* **What you have to do**
Print out the data below in full, exactly as written.

* **Record set**
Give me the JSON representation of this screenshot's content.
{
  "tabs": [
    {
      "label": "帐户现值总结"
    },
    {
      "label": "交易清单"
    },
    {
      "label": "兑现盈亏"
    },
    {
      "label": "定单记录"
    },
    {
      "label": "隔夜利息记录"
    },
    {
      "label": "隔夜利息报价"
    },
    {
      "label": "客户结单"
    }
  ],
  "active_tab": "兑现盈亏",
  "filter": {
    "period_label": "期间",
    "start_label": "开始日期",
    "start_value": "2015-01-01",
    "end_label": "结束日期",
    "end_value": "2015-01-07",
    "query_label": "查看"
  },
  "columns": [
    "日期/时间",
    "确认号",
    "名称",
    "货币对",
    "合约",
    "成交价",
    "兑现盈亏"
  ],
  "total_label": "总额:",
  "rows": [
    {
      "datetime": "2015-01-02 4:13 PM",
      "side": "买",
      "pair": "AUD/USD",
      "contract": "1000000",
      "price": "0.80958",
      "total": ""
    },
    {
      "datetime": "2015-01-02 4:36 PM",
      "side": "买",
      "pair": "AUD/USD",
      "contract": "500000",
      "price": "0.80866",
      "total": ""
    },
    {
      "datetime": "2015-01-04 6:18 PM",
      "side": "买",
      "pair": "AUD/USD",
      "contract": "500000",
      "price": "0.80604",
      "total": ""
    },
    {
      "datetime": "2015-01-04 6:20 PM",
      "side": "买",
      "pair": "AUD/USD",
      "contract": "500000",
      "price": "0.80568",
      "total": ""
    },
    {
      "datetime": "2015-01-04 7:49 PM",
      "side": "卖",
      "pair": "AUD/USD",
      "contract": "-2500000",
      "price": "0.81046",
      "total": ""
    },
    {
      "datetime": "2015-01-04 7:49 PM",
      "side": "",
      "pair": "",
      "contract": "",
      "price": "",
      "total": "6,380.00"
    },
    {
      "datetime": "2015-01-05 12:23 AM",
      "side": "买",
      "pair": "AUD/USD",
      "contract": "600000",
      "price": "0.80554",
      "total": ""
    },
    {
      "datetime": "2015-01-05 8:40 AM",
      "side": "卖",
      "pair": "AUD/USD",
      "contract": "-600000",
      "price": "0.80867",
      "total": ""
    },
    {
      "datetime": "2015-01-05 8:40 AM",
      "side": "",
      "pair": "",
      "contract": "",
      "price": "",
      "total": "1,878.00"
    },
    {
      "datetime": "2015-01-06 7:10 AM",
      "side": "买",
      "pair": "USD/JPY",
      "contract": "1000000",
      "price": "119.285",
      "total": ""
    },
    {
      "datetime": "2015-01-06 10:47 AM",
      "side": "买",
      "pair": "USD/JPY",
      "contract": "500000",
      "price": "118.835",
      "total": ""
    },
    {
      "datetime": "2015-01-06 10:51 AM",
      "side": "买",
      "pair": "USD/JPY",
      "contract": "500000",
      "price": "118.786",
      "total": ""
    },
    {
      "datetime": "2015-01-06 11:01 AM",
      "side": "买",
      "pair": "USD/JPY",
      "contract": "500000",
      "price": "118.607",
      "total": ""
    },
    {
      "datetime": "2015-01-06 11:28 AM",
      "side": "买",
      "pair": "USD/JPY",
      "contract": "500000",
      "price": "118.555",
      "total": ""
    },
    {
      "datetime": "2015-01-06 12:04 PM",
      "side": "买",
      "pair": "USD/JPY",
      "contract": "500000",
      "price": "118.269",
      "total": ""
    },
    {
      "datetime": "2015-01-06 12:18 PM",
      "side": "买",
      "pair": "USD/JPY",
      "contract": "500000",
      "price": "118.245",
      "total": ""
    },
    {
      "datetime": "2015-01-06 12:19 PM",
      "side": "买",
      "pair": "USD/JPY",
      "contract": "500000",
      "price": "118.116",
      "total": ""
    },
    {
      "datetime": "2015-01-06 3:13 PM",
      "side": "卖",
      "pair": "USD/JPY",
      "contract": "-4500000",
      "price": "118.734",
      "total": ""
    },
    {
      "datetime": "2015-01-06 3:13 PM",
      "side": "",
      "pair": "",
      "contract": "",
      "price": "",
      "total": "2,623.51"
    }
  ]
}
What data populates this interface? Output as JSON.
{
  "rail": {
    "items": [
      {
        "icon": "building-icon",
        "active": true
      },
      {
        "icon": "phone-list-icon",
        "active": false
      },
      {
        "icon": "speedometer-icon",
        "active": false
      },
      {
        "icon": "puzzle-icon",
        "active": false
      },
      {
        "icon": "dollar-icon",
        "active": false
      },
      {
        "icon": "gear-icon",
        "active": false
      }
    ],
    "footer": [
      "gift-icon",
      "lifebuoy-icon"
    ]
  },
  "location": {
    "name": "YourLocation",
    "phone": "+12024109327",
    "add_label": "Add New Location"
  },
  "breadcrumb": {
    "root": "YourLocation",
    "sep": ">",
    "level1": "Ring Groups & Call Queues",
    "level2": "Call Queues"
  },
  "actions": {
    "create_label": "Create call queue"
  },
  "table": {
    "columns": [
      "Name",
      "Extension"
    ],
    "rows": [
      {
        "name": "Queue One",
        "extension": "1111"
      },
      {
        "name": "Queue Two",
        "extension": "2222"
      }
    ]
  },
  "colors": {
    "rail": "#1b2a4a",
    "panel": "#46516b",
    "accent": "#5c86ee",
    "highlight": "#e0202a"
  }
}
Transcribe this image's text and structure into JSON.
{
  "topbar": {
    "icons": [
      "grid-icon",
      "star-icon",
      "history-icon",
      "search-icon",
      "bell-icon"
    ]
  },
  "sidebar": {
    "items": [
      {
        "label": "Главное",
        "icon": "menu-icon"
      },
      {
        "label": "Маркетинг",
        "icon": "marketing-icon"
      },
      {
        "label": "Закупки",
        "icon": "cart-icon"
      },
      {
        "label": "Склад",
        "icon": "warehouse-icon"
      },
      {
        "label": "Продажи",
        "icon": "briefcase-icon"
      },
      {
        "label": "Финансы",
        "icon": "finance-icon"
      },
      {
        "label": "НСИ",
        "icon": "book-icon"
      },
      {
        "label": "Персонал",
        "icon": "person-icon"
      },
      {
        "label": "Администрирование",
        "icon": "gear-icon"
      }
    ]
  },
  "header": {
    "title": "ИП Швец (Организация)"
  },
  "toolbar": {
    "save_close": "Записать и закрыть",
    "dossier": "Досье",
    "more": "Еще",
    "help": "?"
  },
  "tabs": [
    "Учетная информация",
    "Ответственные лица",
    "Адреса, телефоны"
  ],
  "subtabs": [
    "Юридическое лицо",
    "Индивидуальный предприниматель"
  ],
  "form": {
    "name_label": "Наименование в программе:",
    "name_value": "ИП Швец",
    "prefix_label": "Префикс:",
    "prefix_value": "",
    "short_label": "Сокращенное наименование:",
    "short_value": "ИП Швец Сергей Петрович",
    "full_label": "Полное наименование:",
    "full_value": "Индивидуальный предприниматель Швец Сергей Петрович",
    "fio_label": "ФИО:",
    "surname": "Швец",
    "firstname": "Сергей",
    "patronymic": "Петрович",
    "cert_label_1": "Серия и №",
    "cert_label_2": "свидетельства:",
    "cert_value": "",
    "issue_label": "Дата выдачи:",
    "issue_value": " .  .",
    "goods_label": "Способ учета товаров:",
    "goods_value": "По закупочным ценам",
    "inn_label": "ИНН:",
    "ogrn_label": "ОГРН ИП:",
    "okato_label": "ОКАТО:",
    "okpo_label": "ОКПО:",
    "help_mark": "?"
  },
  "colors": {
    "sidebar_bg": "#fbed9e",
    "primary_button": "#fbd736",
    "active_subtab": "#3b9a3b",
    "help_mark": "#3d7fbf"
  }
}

* **Response**
Give me the JSON representation of this screenshot's content.
{
  "tabs": [
    {
      "label": "帐户现值总结"
    },
    {
      "label": "交易清单"
    },
    {
      "label": "兑现盈亏"
    },
    {
      "label": "定单记录"
    },
    {
      "label": "隔夜利息记录"
    },
    {
      "label": "隔夜利息报价"
    },
    {
      "label": "客户结单"
    }
  ],
  "active_tab": "兑现盈亏",
  "filter": {
    "period_label": "期间",
    "start_label": "开始日期",
    "start_value": "2015-01-01",
    "end_label": "结束日期",
    "end_value": "2015-01-07",
    "query_label": "查看"
  },
  "columns": [
    "日期/时间",
    "确认号",
    "名称",
    "货币对",
    "合约",
    "成交价",
    "兑现盈亏"
  ],
  "total_label": "总额:",
  "rows": [
    {
      "datetime": "2015-01-02 4:13 PM",
      "side": "买",
      "pair": "AUD/USD",
      "contract": "1000000",
      "price": "0.80958",
      "total": ""
    },
    {
      "datetime": "2015-01-02 4:36 PM",
      "side": "买",
      "pair": "AUD/USD",
      "contract": "500000",
      "price": "0.80866",
      "total": ""
    },
    {
      "datetime": "2015-01-04 6:18 PM",
      "side": "买",
      "pair": "AUD/USD",
      "contract": "500000",
      "price": "0.80604",
      "total": ""
    },
    {
      "datetime": "2015-01-04 6:20 PM",
      "side": "买",
      "pair": "AUD/USD",
      "contract": "500000",
      "price": "0.80568",
      "total": ""
    },
    {
      "datetime": "2015-01-04 7:49 PM",
      "side": "卖",
      "pair": "AUD/USD",
      "contract": "-2500000",
      "price": "0.81046",
      "total": ""
    },
    {
      "datetime": "2015-01-04 7:49 PM",
      "side": "",
      "pair": "",
      "contract": "",
      "price": "",
      "total": "6,380.00"
    },
    {
      "datetime": "2015-01-05 12:23 AM",
      "side": "买",
      "pair": "AUD/USD",
      "contract": "600000",
      "price": "0.80554",
      "total": ""
    },
    {
      "datetime": "2015-01-05 8:40 AM",
      "side": "卖",
      "pair": "AUD/USD",
      "contract": "-600000",
      "price": "0.80867",
      "total": ""
    },
    {
      "datetime": "2015-01-05 8:40 AM",
      "side": "",
      "pair": "",
      "contract": "",
      "price": "",
      "total": "1,878.00"
    },
    {
      "datetime": "2015-01-06 7:10 AM",
      "side": "买",
      "pair": "USD/JPY",
      "contract": "1000000",
      "price": "119.285",
      "total": ""
    },
    {
      "datetime": "2015-01-06 10:47 AM",
      "side": "买",
      "pair": "USD/JPY",
      "contract": "500000",
      "price": "118.835",
      "total": ""
    },
    {
      "datetime": "2015-01-06 10:51 AM",
      "side": "买",
      "pair": "USD/JPY",
      "contract": "500000",
      "price": "118.786",
      "total": ""
    },
    {
      "datetime": "2015-01-06 11:01 AM",
      "side": "买",
      "pair": "USD/JPY",
      "contract": "500000",
      "price": "118.607",
      "total": ""
    },
    {
      "datetime": "2015-01-06 11:28 AM",
      "side": "买",
      "pair": "USD/JPY",
      "contract": "500000",
      "price": "118.555",
      "total": ""
    },
    {
      "datetime": "2015-01-06 12:04 PM",
      "side": "买",
      "pair": "USD/JPY",
      "contract": "500000",
      "price": "118.269",
      "total": ""
    },
    {
      "datetime": "2015-01-06 12:18 PM",
      "side": "买",
      "pair": "USD/JPY",
      "contract": "500000",
      "price": "118.245",
      "total": ""
    },
    {
      "datetime": "2015-01-06 12:19 PM",
      "side": "买",
      "pair": "USD/JPY",
      "contract": "500000",
      "price": "118.116",
      "total": ""
    },
    {
      "datetime": "2015-01-06 3:13 PM",
      "side": "卖",
      "pair": "USD/JPY",
      "contract": "-4500000",
      "price": "118.734",
      "total": ""
    },
    {
      "datetime": "2015-01-06 3:13 PM",
      "side": "",
      "pair": "",
      "contract": "",
      "price": "",
      "total": "2,623.51"
    }
  ]
}
What data populates this interface? Output as JSON.
{
  "rail": {
    "items": [
      {
        "icon": "building-icon",
        "active": true
      },
      {
        "icon": "phone-list-icon",
        "active": false
      },
      {
        "icon": "speedometer-icon",
        "active": false
      },
      {
        "icon": "puzzle-icon",
        "active": false
      },
      {
        "icon": "dollar-icon",
        "active": false
      },
      {
        "icon": "gear-icon",
        "active": false
      }
    ],
    "footer": [
      "gift-icon",
      "lifebuoy-icon"
    ]
  },
  "location": {
    "name": "YourLocation",
    "phone": "+12024109327",
    "add_label": "Add New Location"
  },
  "breadcrumb": {
    "root": "YourLocation",
    "sep": ">",
    "level1": "Ring Groups & Call Queues",
    "level2": "Call Queues"
  },
  "actions": {
    "create_label": "Create call queue"
  },
  "table": {
    "columns": [
      "Name",
      "Extension"
    ],
    "rows": [
      {
        "name": "Queue One",
        "extension": "1111"
      },
      {
        "name": "Queue Two",
        "extension": "2222"
      }
    ]
  },
  "colors": {
    "rail": "#1b2a4a",
    "panel": "#46516b",
    "accent": "#5c86ee",
    "highlight": "#e0202a"
  }
}
Transcribe this image's text and structure into JSON.
{
  "topbar": {
    "icons": [
      "grid-icon",
      "star-icon",
      "history-icon",
      "search-icon",
      "bell-icon"
    ]
  },
  "sidebar": {
    "items": [
      {
        "label": "Главное",
        "icon": "menu-icon"
      },
      {
        "label": "Маркетинг",
        "icon": "marketing-icon"
      },
      {
        "label": "Закупки",
        "icon": "cart-icon"
      },
      {
        "label": "Склад",
        "icon": "warehouse-icon"
      },
      {
        "label": "Продажи",
        "icon": "briefcase-icon"
      },
      {
        "label": "Финансы",
        "icon": "finance-icon"
      },
      {
        "label": "НСИ",
        "icon": "book-icon"
      },
      {
        "label": "Персонал",
        "icon": "person-icon"
      },
      {
        "label": "Администрирование",
        "icon": "gear-icon"
      }
    ]
  },
  "header": {
    "title": "ИП Швец (Организация)"
  },
  "toolbar": {
    "save_close": "Записать и закрыть",
    "dossier": "Досье",
    "more": "Еще",
    "help": "?"
  },
  "tabs": [
    "Учетная информация",
    "Ответственные лица",
    "Адреса, телефоны"
  ],
  "subtabs": [
    "Юридическое лицо",
    "Индивидуальный предприниматель"
  ],
  "form": {
    "name_label": "Наименование в программе:",
    "name_value": "ИП Швец",
    "prefix_label": "Префикс:",
    "prefix_value": "",
    "short_label": "Сокращенное наименование:",
    "short_value": "ИП Швец Сергей Петрович",
    "full_label": "Полное наименование:",
    "full_value": "Индивидуальный предприниматель Швец Сергей Петрович",
    "fio_label": "ФИО:",
    "surname": "Швец",
    "firstname": "Сергей",
    "patronymic": "Петрович",
    "cert_label_1": "Серия и №",
    "cert_label_2": "свидетельства:",
    "cert_value": "",
    "issue_label": "Дата выдачи:",
    "issue_value": " .  .",
    "goods_label": "Способ учета товаров:",
    "goods_value": "По закупочным ценам",
    "inn_label": "ИНН:",
    "ogrn_label": "ОГРН ИП:",
    "okato_label": "ОКАТО:",
    "okpo_label": "ОКПО:",
    "help_mark": "?"
  },
  "colors": {
    "sidebar_bg": "#fbed9e",
    "primary_button": "#fbd736",
    "active_subtab": "#3b9a3b",
    "help_mark": "#3d7fbf"
  }
}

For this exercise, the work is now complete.